App and web page records

"""

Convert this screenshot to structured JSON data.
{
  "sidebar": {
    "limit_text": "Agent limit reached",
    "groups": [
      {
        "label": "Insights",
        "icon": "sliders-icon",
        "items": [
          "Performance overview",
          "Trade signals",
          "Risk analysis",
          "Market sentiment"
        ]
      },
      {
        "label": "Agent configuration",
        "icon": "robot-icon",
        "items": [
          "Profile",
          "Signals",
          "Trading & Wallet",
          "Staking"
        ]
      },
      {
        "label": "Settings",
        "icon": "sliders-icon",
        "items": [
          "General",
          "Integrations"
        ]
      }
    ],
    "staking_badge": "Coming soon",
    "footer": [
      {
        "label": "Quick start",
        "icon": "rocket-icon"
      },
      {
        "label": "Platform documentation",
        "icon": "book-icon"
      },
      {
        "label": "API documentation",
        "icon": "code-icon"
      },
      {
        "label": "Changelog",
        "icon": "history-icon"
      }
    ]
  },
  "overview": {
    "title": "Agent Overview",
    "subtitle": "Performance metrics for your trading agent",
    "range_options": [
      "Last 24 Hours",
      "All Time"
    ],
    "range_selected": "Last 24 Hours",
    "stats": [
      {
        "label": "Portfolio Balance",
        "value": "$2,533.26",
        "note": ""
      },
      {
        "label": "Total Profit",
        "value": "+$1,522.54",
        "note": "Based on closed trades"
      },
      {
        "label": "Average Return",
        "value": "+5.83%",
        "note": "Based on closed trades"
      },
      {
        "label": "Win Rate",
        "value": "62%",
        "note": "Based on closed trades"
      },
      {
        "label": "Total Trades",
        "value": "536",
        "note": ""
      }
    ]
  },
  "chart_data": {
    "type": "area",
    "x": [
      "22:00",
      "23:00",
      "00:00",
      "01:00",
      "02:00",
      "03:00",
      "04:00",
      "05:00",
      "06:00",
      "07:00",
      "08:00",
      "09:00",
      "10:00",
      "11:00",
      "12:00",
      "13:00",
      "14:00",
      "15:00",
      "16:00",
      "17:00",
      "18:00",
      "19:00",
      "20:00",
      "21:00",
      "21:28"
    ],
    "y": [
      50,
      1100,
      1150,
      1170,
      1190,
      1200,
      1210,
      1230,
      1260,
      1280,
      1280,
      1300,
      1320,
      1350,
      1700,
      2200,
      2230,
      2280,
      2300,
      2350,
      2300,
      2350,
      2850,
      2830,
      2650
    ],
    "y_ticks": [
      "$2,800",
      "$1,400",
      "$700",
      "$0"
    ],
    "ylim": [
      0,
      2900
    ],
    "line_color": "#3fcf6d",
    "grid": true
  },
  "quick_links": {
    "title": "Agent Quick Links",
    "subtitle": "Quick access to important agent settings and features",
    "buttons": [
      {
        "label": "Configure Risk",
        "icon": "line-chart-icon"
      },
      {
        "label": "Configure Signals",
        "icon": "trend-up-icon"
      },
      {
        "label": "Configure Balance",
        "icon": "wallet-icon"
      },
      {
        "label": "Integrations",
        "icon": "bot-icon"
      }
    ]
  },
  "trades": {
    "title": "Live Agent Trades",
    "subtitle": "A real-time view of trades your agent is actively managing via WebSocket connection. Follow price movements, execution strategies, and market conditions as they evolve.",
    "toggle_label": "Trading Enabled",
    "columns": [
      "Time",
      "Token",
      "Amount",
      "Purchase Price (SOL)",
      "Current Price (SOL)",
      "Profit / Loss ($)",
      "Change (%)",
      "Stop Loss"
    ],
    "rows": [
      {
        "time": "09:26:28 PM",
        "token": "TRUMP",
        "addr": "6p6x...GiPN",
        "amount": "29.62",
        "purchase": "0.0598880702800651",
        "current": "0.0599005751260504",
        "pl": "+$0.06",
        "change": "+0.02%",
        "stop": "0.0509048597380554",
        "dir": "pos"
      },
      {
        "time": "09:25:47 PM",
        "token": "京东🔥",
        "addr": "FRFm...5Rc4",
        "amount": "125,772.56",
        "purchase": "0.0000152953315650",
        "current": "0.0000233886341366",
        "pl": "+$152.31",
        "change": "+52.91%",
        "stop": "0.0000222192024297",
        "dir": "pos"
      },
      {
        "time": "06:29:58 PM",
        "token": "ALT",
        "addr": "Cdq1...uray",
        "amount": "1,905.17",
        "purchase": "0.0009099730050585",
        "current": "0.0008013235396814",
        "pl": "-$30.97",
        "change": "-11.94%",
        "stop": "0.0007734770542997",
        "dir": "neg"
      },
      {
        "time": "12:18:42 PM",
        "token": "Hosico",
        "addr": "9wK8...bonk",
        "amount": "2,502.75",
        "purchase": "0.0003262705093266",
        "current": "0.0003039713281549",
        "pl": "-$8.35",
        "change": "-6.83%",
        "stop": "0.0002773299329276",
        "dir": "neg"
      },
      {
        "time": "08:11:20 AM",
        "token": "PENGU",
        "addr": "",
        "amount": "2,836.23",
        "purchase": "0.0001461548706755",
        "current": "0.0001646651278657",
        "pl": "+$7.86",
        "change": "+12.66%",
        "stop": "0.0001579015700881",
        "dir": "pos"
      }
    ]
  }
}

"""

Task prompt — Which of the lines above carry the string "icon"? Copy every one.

Solution to the problem —
        "icon": "sliders-icon",
        "icon": "robot-icon",
        "icon": "sliders-icon",
        "icon": "rocket-icon"
        "icon": "book-icon"
        "icon": "code-icon"
        "icon": "history-icon"
        "icon": "line-chart-icon"
        "icon": "trend-up-icon"
        "icon": "wallet-icon"
        "icon": "bot-icon"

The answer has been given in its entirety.